Music on the Steps: August 25 - Marenje Marimba Ensemble
Uniquely Stafford Call for Artists: Deadline September 26
Believe Write Share Community Gathering: Tuesday, August 26
Learn fast with Mango Languages
Sign up NOW for summer reading!
Stafford 350
Music on the Steps: August 25 - Marenje Marimba Ensemble
Uniquely Stafford Call for Artists: Deadline September 26
Believe Write Share Community Gathering: Tuesday, August 26
Learn fast with Mango Languages
Sign up NOW for summer reading!
Stafford 350

LibraryPoint Blog

03/27/2012 - 3:31am
Believing Is Seeing: Observations on the Mysteries of Photography by Errol Morri

“Our beliefs do not determine what is true or false. They do not determine objective reality. But they do determine what we see.”

In Believing Is Seeing, Errol Morris investigates the complex relationship between documentary photographs and the truth we assume they deliver. Best known as the gifted documentarian behind films such as The Fog of War, Standard Operating Procedure, and The Thin Blue Line, Morris has spent years pondering how authenticity, truth, and appearance converge and complicate one another. It is hardly surprising then that Morris’s analysis of documentary photography is insightful and accessible.

Errol Morris’s cinematic explorations often fixate on a specific figure or series of events. He then breathes life into the topic by artfully combining provocative interviews and extensive research. Believing is Seeing successfully incorporates this methodology while simultaneously deconstructing the very notion of documentary veracity. The book consists of essays, each one describing a case study in which documentary photographs created controversy, conflicting interpretations, or troubling implications. Morris elucidates both the context and reception of each image with interviews and archival research.
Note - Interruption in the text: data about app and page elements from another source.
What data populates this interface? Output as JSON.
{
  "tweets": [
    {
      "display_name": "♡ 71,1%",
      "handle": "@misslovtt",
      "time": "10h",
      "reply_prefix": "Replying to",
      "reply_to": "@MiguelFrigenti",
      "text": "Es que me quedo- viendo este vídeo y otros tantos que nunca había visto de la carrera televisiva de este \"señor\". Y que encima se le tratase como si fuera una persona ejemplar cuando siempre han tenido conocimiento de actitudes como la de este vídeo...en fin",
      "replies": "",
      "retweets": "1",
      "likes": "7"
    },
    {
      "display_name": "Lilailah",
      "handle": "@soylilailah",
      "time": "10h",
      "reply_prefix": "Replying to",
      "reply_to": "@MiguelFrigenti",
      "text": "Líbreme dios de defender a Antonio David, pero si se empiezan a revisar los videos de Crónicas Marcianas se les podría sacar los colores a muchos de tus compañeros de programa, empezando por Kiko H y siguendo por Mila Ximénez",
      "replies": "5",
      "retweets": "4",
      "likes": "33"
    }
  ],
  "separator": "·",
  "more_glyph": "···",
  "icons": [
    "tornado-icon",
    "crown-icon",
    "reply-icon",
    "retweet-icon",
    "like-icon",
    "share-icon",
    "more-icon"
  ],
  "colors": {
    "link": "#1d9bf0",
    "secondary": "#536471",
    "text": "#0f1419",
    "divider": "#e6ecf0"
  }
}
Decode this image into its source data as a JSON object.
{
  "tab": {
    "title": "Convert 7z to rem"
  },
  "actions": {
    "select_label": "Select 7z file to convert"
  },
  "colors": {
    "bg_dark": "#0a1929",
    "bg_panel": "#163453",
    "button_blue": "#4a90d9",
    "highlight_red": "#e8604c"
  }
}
He also analyzes both contemporary and historical images, demonstrating that many of the same issues and questions have been recurring since the advent of photography. Whether the photograph was taken in 1855 during the Crimean War or in 2003 at Abu Ghraib, our collective tendency to equate an image with a finalized truth has been problematic. To borrow Morris’s succinct phrasing, “…photographs allow us to think we know more than we really do. We can imagine a context that isn’t really there.”

03/27/2012 - 3:31am
Robert Green, Chief of the Patawomeck Indian Tribe

This interview airs beginning Wednesday, March 28.
The Patawomeck Indians played an important role during the clash over the first Virginia settlement at Jamestown. Robert Green, the 21st century Patawomeck Chief, talks to Debby Klein about his work to preserve the rich lineage of his tribe on CRRL Presents, a Central Rappahannock Regional Library production.

03/26/2012 - 4:07pm
Great Lives Lecture Series: Sherlock Holmes

The University of Mary Washington's 2012 Chappell Great Lives Lecture Series continues on Tuesday, March 27, with a lecture on Sherlock Holmes by Jeremy Black, author of London: A History.

The game’s afoot when British historian and professor of history at the University of Exeter Jeremy Black elucidates the scintillating mind of Sherlock Holmes; the tenebrous character of Dr. Moriarty; and the rather obtuse Dr. Watson, who chronicled Holmes’ adventures. Professor Black analyzes Arthur Conan Doyle’s most famous character and the escapades that emanated from Holmes’ digs at 221B, where it is always 1895 in London.   Black is the author of more than 100 books on European (and especially British) history, including London: A History.  He has previously given highly popular Great Lives lectures on figures ranging from George III and Napoleon to James Bond.

All lectures in the university's Great Lives series are free and open to the public.

For more about the life of Sherlock Holmes check out these resources from the Central Rappahannock Regional Library.